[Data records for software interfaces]

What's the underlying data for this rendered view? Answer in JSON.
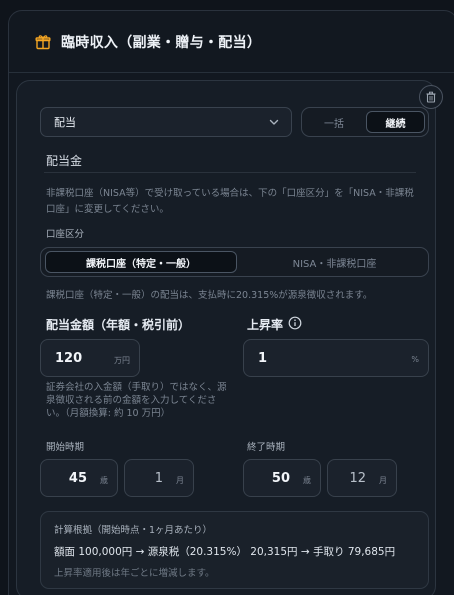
{
  "header": {
    "title": "臨時収入（副業・贈与・配当）",
    "icon": "gift-icon",
    "accent": "#f5a623"
  },
  "item": {
    "type_select": {
      "value": "配当"
    },
    "mode": {
      "options": [
        "一括",
        "継続"
      ],
      "selected": "継続"
    },
    "section_title": "配当金",
    "nisa_note": "非課税口座（NISA等）で受け取っている場合は、下の「口座区分」を「NISA・非課税口座」に変更してください。",
    "account": {
      "label": "口座区分",
      "options": [
        "課税口座（特定・一般）",
        "NISA・非課税口座"
      ],
      "selected": "課税口座（特定・一般）",
      "note": "課税口座（特定・一般）の配当は、支払時に20.315%が源泉徴収されます。"
    },
    "amount": {
      "label": "配当金額（年額・税引前）",
      "value": "120",
      "unit": "万円",
      "hint": "証券会社の入金額（手取り）ではなく、源泉徴収される前の金額を入力してください。（月額換算: 約 10 万円）"
    },
    "growth": {
      "label": "上昇率",
      "value": "1",
      "unit": "%"
    },
    "start": {
      "label": "開始時期",
      "age": "45",
      "age_unit": "歳",
      "month": "1",
      "month_unit": "月"
    },
    "end": {
      "label": "終了時期",
      "age": "50",
      "age_unit": "歳",
      "month": "12",
      "month_unit": "月"
    },
    "basis": {
      "title": "計算根拠（開始時点・1ヶ月あたり）",
      "calc": "額面 100,000円 → 源泉税（20.315%） 20,315円 → 手取り 79,685円",
      "note": "上昇率適用後は年ごとに増減します。"
    }
  }
}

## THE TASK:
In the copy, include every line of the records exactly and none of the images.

## ANSWER TO THIS TASK:
What's the underlying data for this rendered view? Answer in JSON.
{
  "header": {
    "title": "臨時収入（副業・贈与・配当）",
    "icon": "gift-icon",
    "accent": "#f5a623"
  },
  "item": {
    "type_select": {
      "value": "配当"
    },
    "mode": {
      "options": [
        "一括",
        "継続"
      ],
      "selected": "継続"
    },
    "section_title": "配当金",
    "nisa_note": "非課税口座（NISA等）で受け取っている場合は、下の「口座区分」を「NISA・非課税口座」に変更してください。",
    "account": {
      "label": "口座区分",
      "options": [
        "課税口座（特定・一般）",
        "NISA・非課税口座"
      ],
      "selected": "課税口座（特定・一般）",
      "note": "課税口座（特定・一般）の配当は、支払時に20.315%が源泉徴収されます。"
    },
    "amount": {
      "label": "配当金額（年額・税引前）",
      "value": "120",
      "unit": "万円",
      "hint": "証券会社の入金額（手取り）ではなく、源泉徴収される前の金額を入力してください。（月額換算: 約 10 万円）"
    },
    "growth": {
      "label": "上昇率",
      "value": "1",
      "unit": "%"
    },
    "start": {
      "label": "開始時期",
      "age": "45",
      "age_unit": "歳",
      "month": "1",
      "month_unit": "月"
    },
    "end": {
      "label": "終了時期",
      "age": "50",
      "age_unit": "歳",
      "month": "12",
      "month_unit": "月"
    },
    "basis": {
      "title": "計算根拠（開始時点・1ヶ月あたり）",
      "calc": "額面 100,000円 → 源泉税（20.315%） 20,315円 → 手取り 79,685円",
      "note": "上昇率適用後は年ごとに増減します。"
    }
  }
}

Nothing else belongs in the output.